**EXERCISE MATERIALS**
*** Begin section ***
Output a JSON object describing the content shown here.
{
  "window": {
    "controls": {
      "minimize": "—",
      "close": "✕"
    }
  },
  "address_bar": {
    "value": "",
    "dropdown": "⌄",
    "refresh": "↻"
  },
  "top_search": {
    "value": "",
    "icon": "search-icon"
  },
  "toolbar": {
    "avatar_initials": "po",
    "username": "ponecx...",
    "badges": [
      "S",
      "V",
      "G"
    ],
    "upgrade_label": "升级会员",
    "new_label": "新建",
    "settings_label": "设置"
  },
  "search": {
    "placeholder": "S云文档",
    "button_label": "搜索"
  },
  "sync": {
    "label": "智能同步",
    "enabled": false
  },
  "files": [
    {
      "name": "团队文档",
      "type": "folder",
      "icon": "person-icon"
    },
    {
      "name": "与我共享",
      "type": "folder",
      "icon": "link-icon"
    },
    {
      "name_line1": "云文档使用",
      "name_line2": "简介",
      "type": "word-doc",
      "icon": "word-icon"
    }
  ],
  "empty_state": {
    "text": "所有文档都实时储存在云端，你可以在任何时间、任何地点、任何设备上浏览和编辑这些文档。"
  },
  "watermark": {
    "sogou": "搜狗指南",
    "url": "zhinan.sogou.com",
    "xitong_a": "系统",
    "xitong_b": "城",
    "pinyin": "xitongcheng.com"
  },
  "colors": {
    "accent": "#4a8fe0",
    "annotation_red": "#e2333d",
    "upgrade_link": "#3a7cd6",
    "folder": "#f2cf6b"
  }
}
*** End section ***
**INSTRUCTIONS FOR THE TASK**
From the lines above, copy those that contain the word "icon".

**REPLY**
    "icon": "search-icon"
      "icon": "person-icon"
      "icon": "link-icon"
      "icon": "word-icon"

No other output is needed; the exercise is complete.